* [DATA FOR THIS TASK]:
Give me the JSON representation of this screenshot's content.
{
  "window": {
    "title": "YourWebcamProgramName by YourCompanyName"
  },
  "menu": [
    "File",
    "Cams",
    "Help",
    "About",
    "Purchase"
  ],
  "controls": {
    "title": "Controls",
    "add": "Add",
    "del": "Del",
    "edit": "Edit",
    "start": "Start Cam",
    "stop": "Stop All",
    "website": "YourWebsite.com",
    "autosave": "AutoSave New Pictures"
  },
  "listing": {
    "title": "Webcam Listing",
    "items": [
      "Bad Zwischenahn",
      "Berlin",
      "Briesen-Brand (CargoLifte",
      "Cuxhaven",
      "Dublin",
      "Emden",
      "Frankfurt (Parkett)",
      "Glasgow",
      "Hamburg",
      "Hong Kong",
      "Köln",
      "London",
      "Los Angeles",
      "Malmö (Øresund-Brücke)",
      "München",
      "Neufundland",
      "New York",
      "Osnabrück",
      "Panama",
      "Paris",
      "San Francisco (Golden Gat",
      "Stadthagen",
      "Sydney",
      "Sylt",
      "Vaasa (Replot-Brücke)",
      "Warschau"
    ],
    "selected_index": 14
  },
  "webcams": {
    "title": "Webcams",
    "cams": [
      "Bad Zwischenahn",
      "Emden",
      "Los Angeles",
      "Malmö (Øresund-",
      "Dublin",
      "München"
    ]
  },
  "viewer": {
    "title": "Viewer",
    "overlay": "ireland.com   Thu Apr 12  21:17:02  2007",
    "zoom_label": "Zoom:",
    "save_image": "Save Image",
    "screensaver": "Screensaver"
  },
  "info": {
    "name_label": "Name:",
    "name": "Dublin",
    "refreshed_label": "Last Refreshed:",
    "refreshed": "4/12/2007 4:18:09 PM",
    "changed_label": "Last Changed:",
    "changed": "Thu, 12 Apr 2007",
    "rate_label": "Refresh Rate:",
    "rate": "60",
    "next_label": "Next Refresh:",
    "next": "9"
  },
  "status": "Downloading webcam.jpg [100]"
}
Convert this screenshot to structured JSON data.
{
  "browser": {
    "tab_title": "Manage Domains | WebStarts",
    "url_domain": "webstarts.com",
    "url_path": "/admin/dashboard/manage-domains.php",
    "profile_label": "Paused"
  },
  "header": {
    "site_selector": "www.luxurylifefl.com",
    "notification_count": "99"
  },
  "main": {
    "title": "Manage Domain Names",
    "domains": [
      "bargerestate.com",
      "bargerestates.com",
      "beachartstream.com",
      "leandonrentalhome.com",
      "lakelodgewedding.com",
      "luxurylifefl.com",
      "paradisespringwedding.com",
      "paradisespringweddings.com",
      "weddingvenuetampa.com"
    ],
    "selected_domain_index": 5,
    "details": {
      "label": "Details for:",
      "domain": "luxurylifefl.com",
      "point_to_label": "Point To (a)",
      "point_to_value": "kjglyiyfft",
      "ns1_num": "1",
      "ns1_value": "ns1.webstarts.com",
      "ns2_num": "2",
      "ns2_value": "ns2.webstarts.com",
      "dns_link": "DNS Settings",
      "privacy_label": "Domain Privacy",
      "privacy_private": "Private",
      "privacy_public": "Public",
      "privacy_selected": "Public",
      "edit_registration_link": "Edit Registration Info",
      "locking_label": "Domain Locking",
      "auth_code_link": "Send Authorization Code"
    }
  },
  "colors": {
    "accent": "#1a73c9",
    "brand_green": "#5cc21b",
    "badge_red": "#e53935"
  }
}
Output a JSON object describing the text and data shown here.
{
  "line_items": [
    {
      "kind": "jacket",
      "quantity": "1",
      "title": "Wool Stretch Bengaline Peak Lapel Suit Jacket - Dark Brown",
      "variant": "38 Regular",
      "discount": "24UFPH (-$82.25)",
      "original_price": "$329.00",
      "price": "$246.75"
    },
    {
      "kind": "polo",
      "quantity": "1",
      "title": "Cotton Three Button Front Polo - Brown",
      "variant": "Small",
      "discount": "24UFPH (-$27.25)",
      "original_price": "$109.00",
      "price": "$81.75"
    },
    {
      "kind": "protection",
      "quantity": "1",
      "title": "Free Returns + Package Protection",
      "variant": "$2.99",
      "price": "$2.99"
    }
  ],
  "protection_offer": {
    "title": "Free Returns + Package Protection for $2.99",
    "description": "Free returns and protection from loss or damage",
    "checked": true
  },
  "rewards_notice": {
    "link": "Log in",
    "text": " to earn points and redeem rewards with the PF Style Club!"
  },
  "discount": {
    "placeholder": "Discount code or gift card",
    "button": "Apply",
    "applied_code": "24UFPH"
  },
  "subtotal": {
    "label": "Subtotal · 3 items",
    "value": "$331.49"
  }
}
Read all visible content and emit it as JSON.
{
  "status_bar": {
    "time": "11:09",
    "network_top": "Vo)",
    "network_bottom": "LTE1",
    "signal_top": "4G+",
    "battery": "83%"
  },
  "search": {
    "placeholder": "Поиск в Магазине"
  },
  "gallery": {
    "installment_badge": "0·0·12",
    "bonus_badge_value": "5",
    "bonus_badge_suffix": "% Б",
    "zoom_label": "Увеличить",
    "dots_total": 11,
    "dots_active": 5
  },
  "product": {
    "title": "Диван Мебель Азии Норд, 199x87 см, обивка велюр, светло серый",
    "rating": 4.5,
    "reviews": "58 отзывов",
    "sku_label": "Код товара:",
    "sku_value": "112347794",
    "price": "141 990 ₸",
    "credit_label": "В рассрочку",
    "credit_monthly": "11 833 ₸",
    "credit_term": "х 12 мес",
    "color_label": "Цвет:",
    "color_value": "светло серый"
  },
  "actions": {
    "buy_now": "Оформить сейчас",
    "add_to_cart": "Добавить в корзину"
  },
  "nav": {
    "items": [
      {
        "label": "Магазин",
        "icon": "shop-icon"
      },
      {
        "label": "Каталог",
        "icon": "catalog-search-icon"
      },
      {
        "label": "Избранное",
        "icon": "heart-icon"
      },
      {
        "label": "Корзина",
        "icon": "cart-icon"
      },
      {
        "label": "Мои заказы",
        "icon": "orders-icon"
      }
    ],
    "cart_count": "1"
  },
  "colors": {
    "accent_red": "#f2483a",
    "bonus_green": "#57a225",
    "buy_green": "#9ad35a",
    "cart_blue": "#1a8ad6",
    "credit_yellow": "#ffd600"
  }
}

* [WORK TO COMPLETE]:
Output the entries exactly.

* [EXPECTED ANSWER]:
Give me the JSON representation of this screenshot's content.
{
  "window": {
    "title": "YourWebcamProgramName by YourCompanyName"
  },
  "menu": [
    "File",
    "Cams",
    "Help",
    "About",
    "Purchase"
  ],
  "controls": {
    "title": "Controls",
    "add": "Add",
    "del": "Del",
    "edit": "Edit",
    "start": "Start Cam",
    "stop": "Stop All",
    "website": "YourWebsite.com",
    "autosave": "AutoSave New Pictures"
  },
  "listing": {
    "title": "Webcam Listing",
    "items": [
      "Bad Zwischenahn",
      "Berlin",
      "Briesen-Brand (CargoLifte",
      "Cuxhaven",
      "Dublin",
      "Emden",
      "Frankfurt (Parkett)",
      "Glasgow",
      "Hamburg",
      "Hong Kong",
      "Köln",
      "London",
      "Los Angeles",
      "Malmö (Øresund-Brücke)",
      "München",
      "Neufundland",
      "New York",
      "Osnabrück",
      "Panama",
      "Paris",
      "San Francisco (Golden Gat",
      "Stadthagen",
      "Sydney",
      "Sylt",
      "Vaasa (Replot-Brücke)",
      "Warschau"
    ],
    "selected_index": 14
  },
  "webcams": {
    "title": "Webcams",
    "cams": [
      "Bad Zwischenahn",
      "Emden",
      "Los Angeles",
      "Malmö (Øresund-",
      "Dublin",
      "München"
    ]
  },
  "viewer": {
    "title": "Viewer",
    "overlay": "ireland.com   Thu Apr 12  21:17:02  2007",
    "zoom_label": "Zoom:",
    "save_image": "Save Image",
    "screensaver": "Screensaver"
  },
  "info": {
    "name_label": "Name:",
    "name": "Dublin",
    "refreshed_label": "Last Refreshed:",
    "refreshed": "4/12/2007 4:18:09 PM",
    "changed_label": "Last Changed:",
    "changed": "Thu, 12 Apr 2007",
    "rate_label": "Refresh Rate:",
    "rate": "60",
    "next_label": "Next Refresh:",
    "next": "9"
  },
  "status": "Downloading webcam.jpg [100]"
}
Convert this screenshot to structured JSON data.
{
  "browser": {
    "tab_title": "Manage Domains | WebStarts",
    "url_domain": "webstarts.com",
    "url_path": "/admin/dashboard/manage-domains.php",
    "profile_label": "Paused"
  },
  "header": {
    "site_selector": "www.luxurylifefl.com",
    "notification_count": "99"
  },
  "main": {
    "title": "Manage Domain Names",
    "domains": [
      "bargerestate.com",
      "bargerestates.com",
      "beachartstream.com",
      "leandonrentalhome.com",
      "lakelodgewedding.com",
      "luxurylifefl.com",
      "paradisespringwedding.com",
      "paradisespringweddings.com",
      "weddingvenuetampa.com"
    ],
    "selected_domain_index": 5,
    "details": {
      "label": "Details for:",
      "domain": "luxurylifefl.com",
      "point_to_label": "Point To (a)",
      "point_to_value": "kjglyiyfft",
      "ns1_num": "1",
      "ns1_value": "ns1.webstarts.com",
      "ns2_num": "2",
      "ns2_value": "ns2.webstarts.com",
      "dns_link": "DNS Settings",
      "privacy_label": "Domain Privacy",
      "privacy_private": "Private",
      "privacy_public": "Public",
      "privacy_selected": "Public",
      "edit_registration_link": "Edit Registration Info",
      "locking_label": "Domain Locking",
      "auth_code_link": "Send Authorization Code"
    }
  },
  "colors": {
    "accent": "#1a73c9",
    "brand_green": "#5cc21b",
    "badge_red": "#e53935"
  }
}
Output a JSON object describing the text and data shown here.
{
  "line_items": [
    {
      "kind": "jacket",
      "quantity": "1",
      "title": "Wool Stretch Bengaline Peak Lapel Suit Jacket - Dark Brown",
      "variant": "38 Regular",
      "discount": "24UFPH (-$82.25)",
      "original_price": "$329.00",
      "price": "$246.75"
    },
    {
      "kind": "polo",
      "quantity": "1",
      "title": "Cotton Three Button Front Polo - Brown",
      "variant": "Small",
      "discount": "24UFPH (-$27.25)",
      "original_price": "$109.00",
      "price": "$81.75"
    },
    {
      "kind": "protection",
      "quantity": "1",
      "title": "Free Returns + Package Protection",
      "variant": "$2.99",
      "price": "$2.99"
    }
  ],
  "protection_offer": {
    "title": "Free Returns + Package Protection for $2.99",
    "description": "Free returns and protection from loss or damage",
    "checked": true
  },
  "rewards_notice": {
    "link": "Log in",
    "text": " to earn points and redeem rewards with the PF Style Club!"
  },
  "discount": {
    "placeholder": "Discount code or gift card",
    "button": "Apply",
    "applied_code": "24UFPH"
  },
  "subtotal": {
    "label": "Subtotal · 3 items",
    "value": "$331.49"
  }
}
Read all visible content and emit it as JSON.
{
  "status_bar": {
    "time": "11:09",
    "network_top": "Vo)",
    "network_bottom": "LTE1",
    "signal_top": "4G+",
    "battery": "83%"
  },
  "search": {
    "placeholder": "Поиск в Магазине"
  },
  "gallery": {
    "installment_badge": "0·0·12",
    "bonus_badge_value": "5",
    "bonus_badge_suffix": "% Б",
    "zoom_label": "Увеличить",
    "dots_total": 11,
    "dots_active": 5
  },
  "product": {
    "title": "Диван Мебель Азии Норд, 199x87 см, обивка велюр, светло серый",
    "rating": 4.5,
    "reviews": "58 отзывов",
    "sku_label": "Код товара:",
    "sku_value": "112347794",
    "price": "141 990 ₸",
    "credit_label": "В рассрочку",
    "credit_monthly": "11 833 ₸",
    "credit_term": "х 12 мес",
    "color_label": "Цвет:",
    "color_value": "светло серый"
  },
  "actions": {
    "buy_now": "Оформить сейчас",
    "add_to_cart": "Добавить в корзину"
  },
  "nav": {
    "items": [
      {
        "label": "Магазин",
        "icon": "shop-icon"
      },
      {
        "label": "Каталог",
        "icon": "catalog-search-icon"
      },
      {
        "label": "Избранное",
        "icon": "heart-icon"
      },
      {
        "label": "Корзина",
        "icon": "cart-icon"
      },
      {
        "label": "Мои заказы",
        "icon": "orders-icon"
      }
    ],
    "cart_count": "1"
  },
  "colors": {
    "accent_red": "#f2483a",
    "bonus_green": "#57a225",
    "buy_green": "#9ad35a",
    "cart_blue": "#1a8ad6",
    "credit_yellow": "#ffd600"
  }
}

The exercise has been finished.